WHAT TO PRODUCE:
I would like the number of lines in the data that contain the word "Pesquisar". Please give that number alone.
/---
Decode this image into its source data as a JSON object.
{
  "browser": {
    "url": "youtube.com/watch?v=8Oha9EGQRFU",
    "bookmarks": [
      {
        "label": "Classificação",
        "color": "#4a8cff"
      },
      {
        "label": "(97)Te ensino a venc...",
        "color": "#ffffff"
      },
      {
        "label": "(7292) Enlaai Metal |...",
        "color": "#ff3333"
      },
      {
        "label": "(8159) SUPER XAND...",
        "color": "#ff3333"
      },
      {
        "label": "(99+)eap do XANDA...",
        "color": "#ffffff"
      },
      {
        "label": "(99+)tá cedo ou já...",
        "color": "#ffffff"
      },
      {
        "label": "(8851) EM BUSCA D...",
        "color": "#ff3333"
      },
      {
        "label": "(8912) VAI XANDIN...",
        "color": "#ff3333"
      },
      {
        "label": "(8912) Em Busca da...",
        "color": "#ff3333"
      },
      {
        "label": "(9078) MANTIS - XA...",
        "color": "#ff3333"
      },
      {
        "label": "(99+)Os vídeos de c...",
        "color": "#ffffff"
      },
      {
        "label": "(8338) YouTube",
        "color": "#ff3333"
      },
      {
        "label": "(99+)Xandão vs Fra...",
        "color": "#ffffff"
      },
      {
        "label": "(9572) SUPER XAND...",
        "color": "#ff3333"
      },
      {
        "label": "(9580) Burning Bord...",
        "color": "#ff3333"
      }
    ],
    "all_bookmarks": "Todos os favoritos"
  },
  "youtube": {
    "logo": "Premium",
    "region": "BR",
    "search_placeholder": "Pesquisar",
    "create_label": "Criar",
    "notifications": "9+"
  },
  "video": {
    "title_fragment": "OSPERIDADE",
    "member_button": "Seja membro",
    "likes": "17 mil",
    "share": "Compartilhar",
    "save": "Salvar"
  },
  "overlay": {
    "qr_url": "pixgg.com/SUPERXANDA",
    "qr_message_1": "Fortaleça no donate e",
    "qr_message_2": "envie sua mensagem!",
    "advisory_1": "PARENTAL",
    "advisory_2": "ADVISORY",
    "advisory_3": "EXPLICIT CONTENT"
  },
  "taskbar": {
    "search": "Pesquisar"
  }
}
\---
YOUR RESPONSE:
2